* _RAW DATA_
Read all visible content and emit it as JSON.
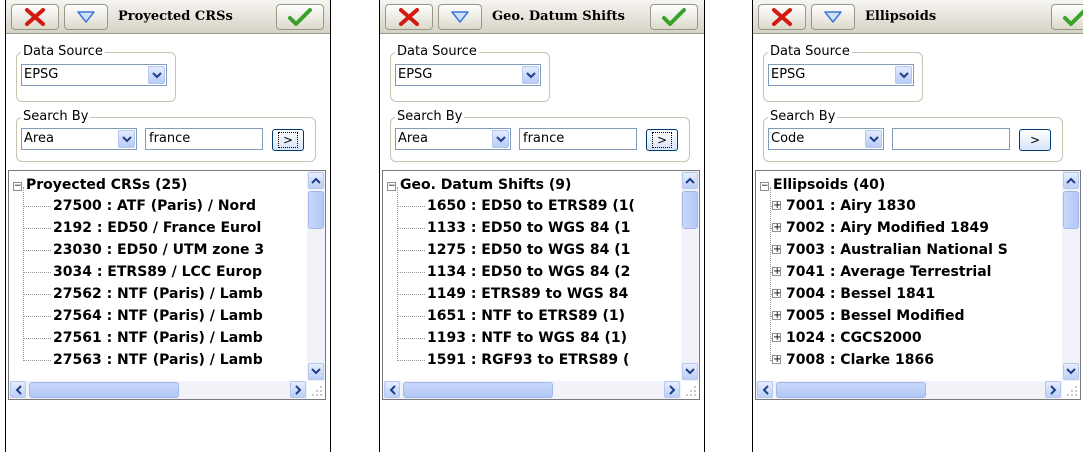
{
  "colors": {
    "close": "#d21a12",
    "ok": "#3aa22a",
    "menu": "#3c78d8",
    "scroll": "#b8cbf5"
  },
  "panels": [
    {
      "title": "Proyected CRSs",
      "data_source_label": "Data Source",
      "data_source_value": "EPSG",
      "search_by_label": "Search By",
      "search_by_value": "Area",
      "search_text": "france",
      "search_button": ">",
      "tree_root": "Proyected CRSs (25)",
      "items": [
        "27500 : ATF (Paris) / Nord",
        "2192 : ED50 / France Eurol",
        "23030 : ED50 / UTM zone 3",
        "3034 : ETRS89 / LCC Europ",
        "27562 : NTF (Paris) / Lamb",
        "27564 : NTF (Paris) / Lamb",
        "27561 : NTF (Paris) / Lamb",
        "27563 : NTF (Paris) / Lamb"
      ]
    },
    {
      "title": "Geo. Datum Shifts",
      "data_source_label": "Data Source",
      "data_source_value": "EPSG",
      "search_by_label": "Search By",
      "search_by_value": "Area",
      "search_text": "france",
      "search_button": ">",
      "tree_root": "Geo. Datum Shifts (9)",
      "items": [
        "1650 : ED50 to ETRS89 (1(",
        "1133 : ED50 to WGS 84 (1",
        "1275 : ED50 to WGS 84 (1",
        "1134 : ED50 to WGS 84 (2",
        "1149 : ETRS89 to WGS 84",
        "1651 : NTF to ETRS89 (1)",
        "1193 : NTF to WGS 84 (1)",
        "1591 : RGF93 to ETRS89 ("
      ]
    },
    {
      "title": "Ellipsoids",
      "data_source_label": "Data Source",
      "data_source_value": "EPSG",
      "search_by_label": "Search By",
      "search_by_value": "Code",
      "search_text": "",
      "search_button": ">",
      "tree_root": "Ellipsoids (40)",
      "items": [
        "7001 : Airy 1830",
        "7002 : Airy Modified 1849",
        "7003 : Australian National S",
        "7041 : Average Terrestrial",
        "7004 : Bessel 1841",
        "7005 : Bessel Modified",
        "1024 : CGCS2000",
        "7008 : Clarke 1866"
      ]
    }
  ]
}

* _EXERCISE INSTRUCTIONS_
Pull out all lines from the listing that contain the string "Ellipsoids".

* _RESULT_
      "title": "Ellipsoids",
      "tree_root": "Ellipsoids (40)",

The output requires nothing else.